--- Goal of the exercise ---
Please give the records below again in full, exactly, with the images left out.

--- Information given ---
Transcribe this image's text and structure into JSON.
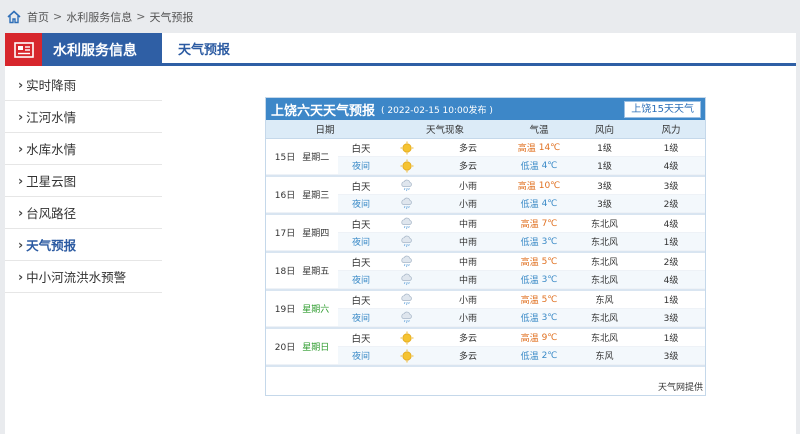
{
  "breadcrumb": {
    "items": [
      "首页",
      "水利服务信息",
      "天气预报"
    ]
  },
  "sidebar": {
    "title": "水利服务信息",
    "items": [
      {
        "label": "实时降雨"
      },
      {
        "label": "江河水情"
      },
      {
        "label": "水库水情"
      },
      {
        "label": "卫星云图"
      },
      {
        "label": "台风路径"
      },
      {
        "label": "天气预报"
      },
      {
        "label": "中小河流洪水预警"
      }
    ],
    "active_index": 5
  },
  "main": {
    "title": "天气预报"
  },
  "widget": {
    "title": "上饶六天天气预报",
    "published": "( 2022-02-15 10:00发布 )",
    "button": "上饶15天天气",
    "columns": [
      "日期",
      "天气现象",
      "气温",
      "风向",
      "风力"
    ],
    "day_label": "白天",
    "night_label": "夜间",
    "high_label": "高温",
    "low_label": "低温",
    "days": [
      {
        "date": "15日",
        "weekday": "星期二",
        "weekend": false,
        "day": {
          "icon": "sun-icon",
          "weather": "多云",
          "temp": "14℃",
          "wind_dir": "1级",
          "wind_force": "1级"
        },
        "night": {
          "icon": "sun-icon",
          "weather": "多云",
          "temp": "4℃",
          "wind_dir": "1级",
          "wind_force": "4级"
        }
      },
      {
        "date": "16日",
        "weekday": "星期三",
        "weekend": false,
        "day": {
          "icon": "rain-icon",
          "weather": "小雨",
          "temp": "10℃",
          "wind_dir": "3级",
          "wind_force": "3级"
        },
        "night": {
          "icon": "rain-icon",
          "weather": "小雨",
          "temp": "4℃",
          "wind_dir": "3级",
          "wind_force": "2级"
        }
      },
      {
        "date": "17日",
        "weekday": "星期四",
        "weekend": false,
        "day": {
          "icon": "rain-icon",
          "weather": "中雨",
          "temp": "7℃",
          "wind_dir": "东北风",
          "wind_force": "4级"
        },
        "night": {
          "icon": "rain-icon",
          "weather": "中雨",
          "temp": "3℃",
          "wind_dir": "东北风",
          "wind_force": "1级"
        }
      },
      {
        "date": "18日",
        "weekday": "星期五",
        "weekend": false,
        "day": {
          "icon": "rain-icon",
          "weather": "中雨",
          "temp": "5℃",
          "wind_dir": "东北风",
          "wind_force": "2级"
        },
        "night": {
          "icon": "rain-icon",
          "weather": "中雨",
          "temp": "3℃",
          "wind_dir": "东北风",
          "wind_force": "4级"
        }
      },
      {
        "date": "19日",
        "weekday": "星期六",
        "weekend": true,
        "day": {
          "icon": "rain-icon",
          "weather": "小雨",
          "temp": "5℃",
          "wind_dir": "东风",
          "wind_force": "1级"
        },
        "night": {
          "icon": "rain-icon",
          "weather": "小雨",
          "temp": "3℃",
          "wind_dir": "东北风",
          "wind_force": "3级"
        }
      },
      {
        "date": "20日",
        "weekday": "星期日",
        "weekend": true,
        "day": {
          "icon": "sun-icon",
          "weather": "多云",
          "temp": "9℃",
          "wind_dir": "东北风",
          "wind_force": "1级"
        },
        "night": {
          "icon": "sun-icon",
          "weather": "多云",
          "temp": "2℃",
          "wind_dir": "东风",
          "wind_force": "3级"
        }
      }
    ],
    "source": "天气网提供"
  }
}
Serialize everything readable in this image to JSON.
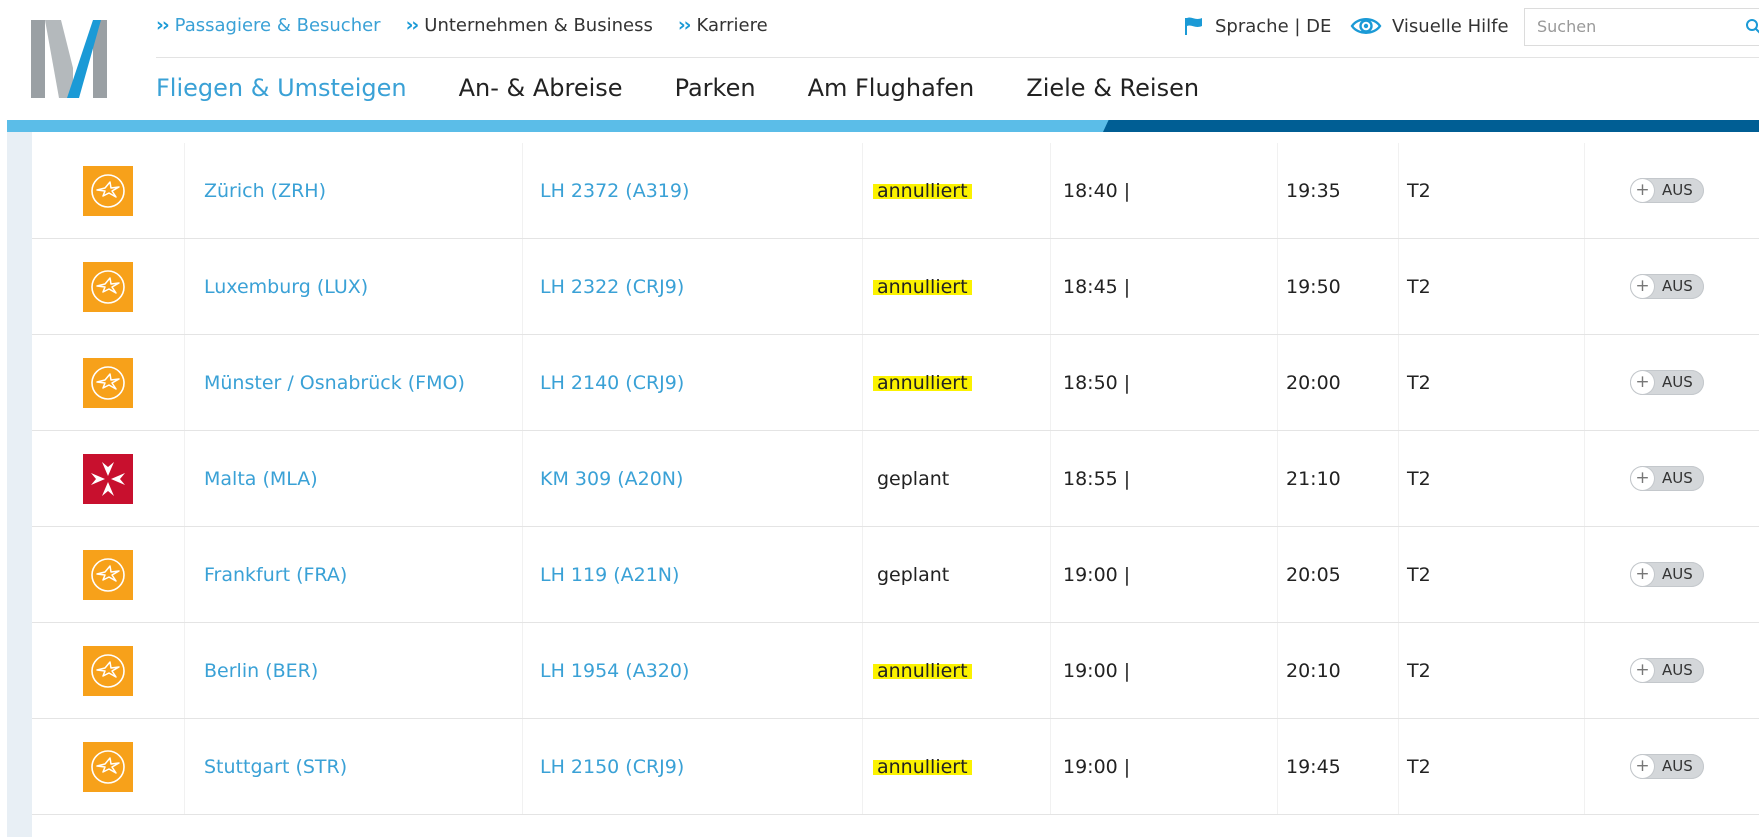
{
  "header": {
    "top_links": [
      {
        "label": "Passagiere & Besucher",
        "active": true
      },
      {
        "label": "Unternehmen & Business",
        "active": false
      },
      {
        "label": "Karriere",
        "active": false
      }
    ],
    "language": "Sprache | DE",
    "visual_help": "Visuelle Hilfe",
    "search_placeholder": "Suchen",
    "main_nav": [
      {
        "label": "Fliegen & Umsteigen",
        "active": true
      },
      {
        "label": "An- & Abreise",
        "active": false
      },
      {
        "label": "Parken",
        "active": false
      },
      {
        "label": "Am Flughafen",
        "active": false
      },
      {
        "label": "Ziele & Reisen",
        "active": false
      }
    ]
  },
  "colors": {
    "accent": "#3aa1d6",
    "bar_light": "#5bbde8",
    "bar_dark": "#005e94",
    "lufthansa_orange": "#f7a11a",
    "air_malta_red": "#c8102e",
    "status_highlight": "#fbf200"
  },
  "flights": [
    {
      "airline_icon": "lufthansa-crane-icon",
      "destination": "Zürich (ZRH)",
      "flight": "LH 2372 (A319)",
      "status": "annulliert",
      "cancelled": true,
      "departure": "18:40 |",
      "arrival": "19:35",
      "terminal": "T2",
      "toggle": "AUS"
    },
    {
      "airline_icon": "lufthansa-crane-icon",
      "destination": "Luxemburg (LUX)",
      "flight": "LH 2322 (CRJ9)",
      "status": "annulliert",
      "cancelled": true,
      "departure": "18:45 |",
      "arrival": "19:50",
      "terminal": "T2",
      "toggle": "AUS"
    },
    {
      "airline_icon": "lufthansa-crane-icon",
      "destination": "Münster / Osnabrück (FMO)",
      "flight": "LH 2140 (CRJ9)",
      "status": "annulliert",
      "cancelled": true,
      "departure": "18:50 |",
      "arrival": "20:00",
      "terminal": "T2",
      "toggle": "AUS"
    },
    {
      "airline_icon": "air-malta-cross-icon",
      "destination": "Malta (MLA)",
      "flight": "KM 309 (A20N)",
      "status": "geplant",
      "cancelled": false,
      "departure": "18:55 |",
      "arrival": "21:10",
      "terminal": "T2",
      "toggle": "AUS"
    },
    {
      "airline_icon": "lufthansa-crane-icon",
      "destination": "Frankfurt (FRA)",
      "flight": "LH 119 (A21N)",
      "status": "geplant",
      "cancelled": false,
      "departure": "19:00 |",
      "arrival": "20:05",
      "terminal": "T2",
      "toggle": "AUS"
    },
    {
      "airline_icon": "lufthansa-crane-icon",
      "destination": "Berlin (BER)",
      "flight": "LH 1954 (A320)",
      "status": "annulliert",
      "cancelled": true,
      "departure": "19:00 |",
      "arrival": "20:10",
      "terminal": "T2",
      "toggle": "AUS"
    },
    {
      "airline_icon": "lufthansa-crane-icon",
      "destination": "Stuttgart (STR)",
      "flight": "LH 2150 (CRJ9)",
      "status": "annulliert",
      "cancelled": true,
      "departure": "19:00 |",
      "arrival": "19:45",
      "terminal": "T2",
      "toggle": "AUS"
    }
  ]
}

--- Result of this task ---
Transcribe this image's text and structure into JSON.
{
  "breadcrumb": {
    "items": [
      "首页",
      "水利服务信息",
      "天气预报"
    ]
  },
  "sidebar": {
    "title": "水利服务信息",
    "items": [
      {
        "label": "实时降雨"
      },
      {
        "label": "江河水情"
      },
      {
        "label": "水库水情"
      },
      {
        "label": "卫星云图"
      },
      {
        "label": "台风路径"
      },
      {
        "label": "天气预报"
      },
      {
        "label": "中小河流洪水预警"
      }
    ],
    "active_index": 5
  },
  "main": {
    "title": "天气预报"
  },
  "widget": {
    "title": "上饶六天天气预报",
    "published": "( 2022-02-15 10:00发布 )",
    "button": "上饶15天天气",
    "columns": [
      "日期",
      "天气现象",
      "气温",
      "风向",
      "风力"
    ],
    "day_label": "白天",
    "night_label": "夜间",
    "high_label": "高温",
    "low_label": "低温",
    "days": [
      {
        "date": "15日",
        "weekday": "星期二",
        "weekend": false,
        "day": {
          "icon": "sun-icon",
          "weather": "多云",
          "temp": "14℃",
          "wind_dir": "1级",
          "wind_force": "1级"
        },
        "night": {
          "icon": "sun-icon",
          "weather": "多云",
          "temp": "4℃",
          "wind_dir": "1级",
          "wind_force": "4级"
        }
      },
      {
        "date": "16日",
        "weekday": "星期三",
        "weekend": false,
        "day": {
          "icon": "rain-icon",
          "weather": "小雨",
          "temp": "10℃",
          "wind_dir": "3级",
          "wind_force": "3级"
        },
        "night": {
          "icon": "rain-icon",
          "weather": "小雨",
          "temp": "4℃",
          "wind_dir": "3级",
          "wind_force": "2级"
        }
      },
      {
        "date": "17日",
        "weekday": "星期四",
        "weekend": false,
        "day": {
          "icon": "rain-icon",
          "weather": "中雨",
          "temp": "7℃",
          "wind_dir": "东北风",
          "wind_force": "4级"
        },
        "night": {
          "icon": "rain-icon",
          "weather": "中雨",
          "temp": "3℃",
          "wind_dir": "东北风",
          "wind_force": "1级"
        }
      },
      {
        "date": "18日",
        "weekday": "星期五",
        "weekend": false,
        "day": {
          "icon": "rain-icon",
          "weather": "中雨",
          "temp": "5℃",
          "wind_dir": "东北风",
          "wind_force": "2级"
        },
        "night": {
          "icon": "rain-icon",
          "weather": "中雨",
          "temp": "3℃",
          "wind_dir": "东北风",
          "wind_force": "4级"
        }
      },
      {
        "date": "19日",
        "weekday": "星期六",
        "weekend": true,
        "day": {
          "icon": "rain-icon",
          "weather": "小雨",
          "temp": "5℃",
          "wind_dir": "东风",
          "wind_force": "1级"
        },
        "night": {
          "icon": "rain-icon",
          "weather": "小雨",
          "temp": "3℃",
          "wind_dir": "东北风",
          "wind_force": "3级"
        }
      },
      {
        "date": "20日",
        "weekday": "星期日",
        "weekend": true,
        "day": {
          "icon": "sun-icon",
          "weather": "多云",
          "temp": "9℃",
          "wind_dir": "东北风",
          "wind_force": "1级"
        },
        "night": {
          "icon": "sun-icon",
          "weather": "多云",
          "temp": "2℃",
          "wind_dir": "东风",
          "wind_force": "3级"
        }
      }
    ],
    "source": "天气网提供"
  }
}
Serialize everything readable in this image to JSON.
{
  "header": {
    "top_links": [
      {
        "label": "Passagiere & Besucher",
        "active": true
      },
      {
        "label": "Unternehmen & Business",
        "active": false
      },
      {
        "label": "Karriere",
        "active": false
      }
    ],
    "language": "Sprache | DE",
    "visual_help": "Visuelle Hilfe",
    "search_placeholder": "Suchen",
    "main_nav": [
      {
        "label": "Fliegen & Umsteigen",
        "active": true
      },
      {
        "label": "An- & Abreise",
        "active": false
      },
      {
        "label": "Parken",
        "active": false
      },
      {
        "label": "Am Flughafen",
        "active": false
      },
      {
        "label": "Ziele & Reisen",
        "active": false
      }
    ]
  },
  "colors": {
    "accent": "#3aa1d6",
    "bar_light": "#5bbde8",
    "bar_dark": "#005e94",
    "lufthansa_orange": "#f7a11a",
    "air_malta_red": "#c8102e",
    "status_highlight": "#fbf200"
  },
  "flights": [
    {
      "airline_icon": "lufthansa-crane-icon",
      "destination": "Zürich (ZRH)",
      "flight": "LH 2372 (A319)",
      "status": "annulliert",
      "cancelled": true,
      "departure": "18:40 |",
      "arrival": "19:35",
      "terminal": "T2",
      "toggle": "AUS"
    },
    {
      "airline_icon": "lufthansa-crane-icon",
      "destination": "Luxemburg (LUX)",
      "flight": "LH 2322 (CRJ9)",
      "status": "annulliert",
      "cancelled": true,
      "departure": "18:45 |",
      "arrival": "19:50",
      "terminal": "T2",
      "toggle": "AUS"
    },
    {
      "airline_icon": "lufthansa-crane-icon",
      "destination": "Münster / Osnabrück (FMO)",
      "flight": "LH 2140 (CRJ9)",
      "status": "annulliert",
      "cancelled": true,
      "departure": "18:50 |",
      "arrival": "20:00",
      "terminal": "T2",
      "toggle": "AUS"
    },
    {
      "airline_icon": "air-malta-cross-icon",
      "destination": "Malta (MLA)",
      "flight": "KM 309 (A20N)",
      "status": "geplant",
      "cancelled": false,
      "departure": "18:55 |",
      "arrival": "21:10",
      "terminal": "T2",
      "toggle": "AUS"
    },
    {
      "airline_icon": "lufthansa-crane-icon",
      "destination": "Frankfurt (FRA)",
      "flight": "LH 119 (A21N)",
      "status": "geplant",
      "cancelled": false,
      "departure": "19:00 |",
      "arrival": "20:05",
      "terminal": "T2",
      "toggle": "AUS"
    },
    {
      "airline_icon": "lufthansa-crane-icon",
      "destination": "Berlin (BER)",
      "flight": "LH 1954 (A320)",
      "status": "annulliert",
      "cancelled": true,
      "departure": "19:00 |",
      "arrival": "20:10",
      "terminal": "T2",
      "toggle": "AUS"
    },
    {
      "airline_icon": "lufthansa-crane-icon",
      "destination": "Stuttgart (STR)",
      "flight": "LH 2150 (CRJ9)",
      "status": "annulliert",
      "cancelled": true,
      "departure": "19:00 |",
      "arrival": "19:45",
      "terminal": "T2",
      "toggle": "AUS"
    }
  ]
}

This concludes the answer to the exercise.